An upcoming special issue on Theorising the Educational Use of Technology
31 December 2019
Theorising the Educational Use of Technology
The key purpose of this special issue is to develop our understanding of the role of theory in technology and learning. The choice of topic reflects an awareness of the challenges facing researchers in our field. These challenges include:
- addressing a general concern that the use of technology (and for that matter research into education in general) is under-theorised. How can we best argue for the importance of the theory and make clear its contribution to understanding our field?
- communicating theory to users of research. How does theory become mediated by academics and practitioners? How, if at all, does theoretical insight influence practice?
- identifying theorising as a distinctive step in the research process: What do researchers do when they are theorising? Can approaches really be characterized as inductive or deductive? What kind of knowledge do researcher think they are producing?

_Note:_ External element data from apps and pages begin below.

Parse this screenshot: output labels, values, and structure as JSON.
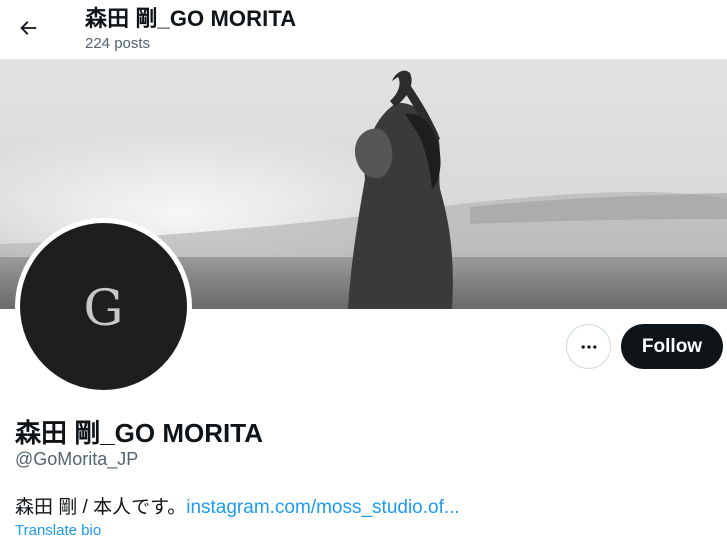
{
  "header": {
    "title": "森田 剛_GO MORITA",
    "post_count": "224 posts"
  },
  "banner": {
    "description_icon": "photo-banner"
  },
  "avatar": {
    "letter": "G"
  },
  "actions": {
    "follow_label": "Follow",
    "more_icon": "more-horizontal-icon"
  },
  "profile": {
    "display_name": "森田 剛_GO MORITA",
    "handle": "@GoMorita_JP",
    "bio_text": "森田 剛 / 本人です。",
    "bio_link": "instagram.com/moss_studio.of...",
    "translate_label": "Translate bio"
  },
  "colors": {
    "link": "#1d9bf0",
    "primary_text": "#0f1419",
    "secondary_text": "#536471",
    "follow_bg": "#0f1419"
  }
}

- identifying shifts in the use of theoretical frameworks. We know that frameworks such as actor network theory, activity theory, and community of practice come in and out of fashion. Why does one theory evoke enthusiasm at a particular time and when and why does that theory become stale?
- evaluating different kinds of theoretical contribution in the field. For example what are the strengths and limitations of models such as TAM? Are schema such as TPCK more normative than explanatory? What has social theory to offer?
- asking where next for theory and theorising? For example where might interdisciplinary approaches be developed? How can we avoid taking frameworks from other disciplines and using them off-the peg? What would a distinctively homegrown theory of technology and pedagogy look like? Where are related fields moving in their use of theory?
- where next for theory and theorising? For example where is the role of theory in an age of Big Data and data analytics?
The context for these papers is broad and includes schools, teacher education, higher education and informal settings.
Cristina Costa (University of Strathclyde)
Michael Hammond (University of Warwick)
Sarah Younie (De Montfort University)